The Chipping Sparrow generally feeds on seeds of grasses and annual plants, primarily focusing on the ground and low vegetation (Middleton, 1998). During the breeding season, however, the bird supplements its diet with insects and many other invertebrates (Middleton, 1998). Small fruits are a rare source of nutrition as well (Middleton, 1998). The Chipping Sparrow prefers a daily water source (Middleton, 1998).
This species, though simple on the surface, is a surprisingly complex member of the Dutchess County ecosystem.
Middleton, Alex L. 1998. Chipping Sparrow (Spizella passerina), The Birds of North America Online (A. Poole, Ed.). Ithaca: Cornell Lab of Ornithology; Retrieved from the Birds of North America Online: http://bna.birds.cornell.edu/bna/species/334
Images (In Order):
Hopiak, Michael J. Adult Chipping Sparrow, breeding plumage. Web. 7 Apr. 2015. <http://bna.birds.cornell.edu/bna/species/334/galleries/photos/MJH_072902_00580A/image_popup_view>.
Woodward, J R. Chipping Sparrow, non-breeding plumage. Web. 7 Apr. 2015. <http://bna.birds.cornell.edu/bna/species/334/galleries/photos/JRW_072902_00580B/image_popup_view>.
Corado, René. Chipping Sparrow nest, California. Web. 7 Apr. 2015. <http://bna.birds.cornell.edu/bna/species/334/galleries/photos/WFVZ_ChippingSparrowN/image_popup_view>.

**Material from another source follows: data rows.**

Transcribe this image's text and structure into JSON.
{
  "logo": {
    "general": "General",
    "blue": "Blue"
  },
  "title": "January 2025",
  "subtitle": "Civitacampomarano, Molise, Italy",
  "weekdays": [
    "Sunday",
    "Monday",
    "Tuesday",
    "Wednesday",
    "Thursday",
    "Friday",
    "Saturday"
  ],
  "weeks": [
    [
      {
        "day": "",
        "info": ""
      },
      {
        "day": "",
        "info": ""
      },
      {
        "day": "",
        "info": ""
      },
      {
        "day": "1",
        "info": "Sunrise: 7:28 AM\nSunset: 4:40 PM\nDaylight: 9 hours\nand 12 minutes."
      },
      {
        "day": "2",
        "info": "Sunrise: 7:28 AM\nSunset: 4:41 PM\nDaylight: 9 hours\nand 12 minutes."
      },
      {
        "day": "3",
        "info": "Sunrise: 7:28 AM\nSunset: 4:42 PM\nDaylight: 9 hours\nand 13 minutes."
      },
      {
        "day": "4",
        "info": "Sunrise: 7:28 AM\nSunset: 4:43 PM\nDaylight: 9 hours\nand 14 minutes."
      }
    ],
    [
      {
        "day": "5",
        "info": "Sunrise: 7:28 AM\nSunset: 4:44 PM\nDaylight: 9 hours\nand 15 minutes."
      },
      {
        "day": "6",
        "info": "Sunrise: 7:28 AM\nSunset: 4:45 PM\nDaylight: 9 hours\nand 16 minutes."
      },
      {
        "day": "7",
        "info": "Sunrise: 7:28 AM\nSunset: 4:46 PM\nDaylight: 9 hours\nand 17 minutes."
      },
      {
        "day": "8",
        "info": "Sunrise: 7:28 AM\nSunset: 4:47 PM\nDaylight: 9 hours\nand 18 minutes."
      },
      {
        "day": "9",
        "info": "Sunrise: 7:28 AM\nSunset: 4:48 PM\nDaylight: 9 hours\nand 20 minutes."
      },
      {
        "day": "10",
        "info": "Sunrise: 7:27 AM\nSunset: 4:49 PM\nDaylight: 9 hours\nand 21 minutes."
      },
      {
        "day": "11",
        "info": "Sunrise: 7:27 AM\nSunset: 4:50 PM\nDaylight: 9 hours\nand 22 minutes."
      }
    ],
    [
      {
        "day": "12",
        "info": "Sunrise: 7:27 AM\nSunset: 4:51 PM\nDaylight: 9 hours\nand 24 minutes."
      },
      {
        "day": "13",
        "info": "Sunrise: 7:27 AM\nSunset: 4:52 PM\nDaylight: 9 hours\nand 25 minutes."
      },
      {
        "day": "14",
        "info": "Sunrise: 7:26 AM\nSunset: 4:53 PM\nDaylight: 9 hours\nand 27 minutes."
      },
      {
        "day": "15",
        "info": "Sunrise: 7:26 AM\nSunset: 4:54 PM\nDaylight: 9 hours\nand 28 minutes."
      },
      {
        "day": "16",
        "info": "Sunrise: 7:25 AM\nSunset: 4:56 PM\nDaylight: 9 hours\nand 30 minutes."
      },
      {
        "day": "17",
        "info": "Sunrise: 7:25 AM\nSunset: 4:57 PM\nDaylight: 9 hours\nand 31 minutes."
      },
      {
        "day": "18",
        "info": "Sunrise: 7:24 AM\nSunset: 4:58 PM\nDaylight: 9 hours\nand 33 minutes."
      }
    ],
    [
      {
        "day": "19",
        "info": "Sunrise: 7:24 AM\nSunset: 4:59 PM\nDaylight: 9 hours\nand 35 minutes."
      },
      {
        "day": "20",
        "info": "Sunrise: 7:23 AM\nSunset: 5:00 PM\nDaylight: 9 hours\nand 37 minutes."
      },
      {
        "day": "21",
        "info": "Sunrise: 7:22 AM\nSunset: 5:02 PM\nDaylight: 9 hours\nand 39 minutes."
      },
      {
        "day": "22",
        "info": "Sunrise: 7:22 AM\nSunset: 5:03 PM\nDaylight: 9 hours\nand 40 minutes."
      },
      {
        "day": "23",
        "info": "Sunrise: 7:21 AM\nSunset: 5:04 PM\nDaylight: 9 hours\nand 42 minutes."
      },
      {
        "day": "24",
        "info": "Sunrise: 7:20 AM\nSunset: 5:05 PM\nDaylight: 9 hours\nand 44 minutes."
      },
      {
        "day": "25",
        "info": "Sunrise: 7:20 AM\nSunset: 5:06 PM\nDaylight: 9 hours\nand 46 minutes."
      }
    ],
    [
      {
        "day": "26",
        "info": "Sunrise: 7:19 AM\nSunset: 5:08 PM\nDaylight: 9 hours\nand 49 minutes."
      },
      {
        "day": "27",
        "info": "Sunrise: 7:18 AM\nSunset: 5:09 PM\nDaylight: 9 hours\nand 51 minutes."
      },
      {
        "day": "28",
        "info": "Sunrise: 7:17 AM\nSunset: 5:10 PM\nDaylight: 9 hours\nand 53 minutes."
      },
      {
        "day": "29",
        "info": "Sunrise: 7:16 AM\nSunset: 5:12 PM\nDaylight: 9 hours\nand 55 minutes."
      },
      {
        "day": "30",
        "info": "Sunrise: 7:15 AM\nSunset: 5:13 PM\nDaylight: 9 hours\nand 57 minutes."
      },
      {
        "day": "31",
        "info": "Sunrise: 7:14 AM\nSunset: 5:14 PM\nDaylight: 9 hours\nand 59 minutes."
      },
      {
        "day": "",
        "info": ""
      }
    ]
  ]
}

Figure 1. Distribution of the Chipping Sparrow. Web. 7 Apr. 2015. <http://bna.birds.cornell.edu/bna/species/334/galleries/figures/figure-1/image_popup_view>.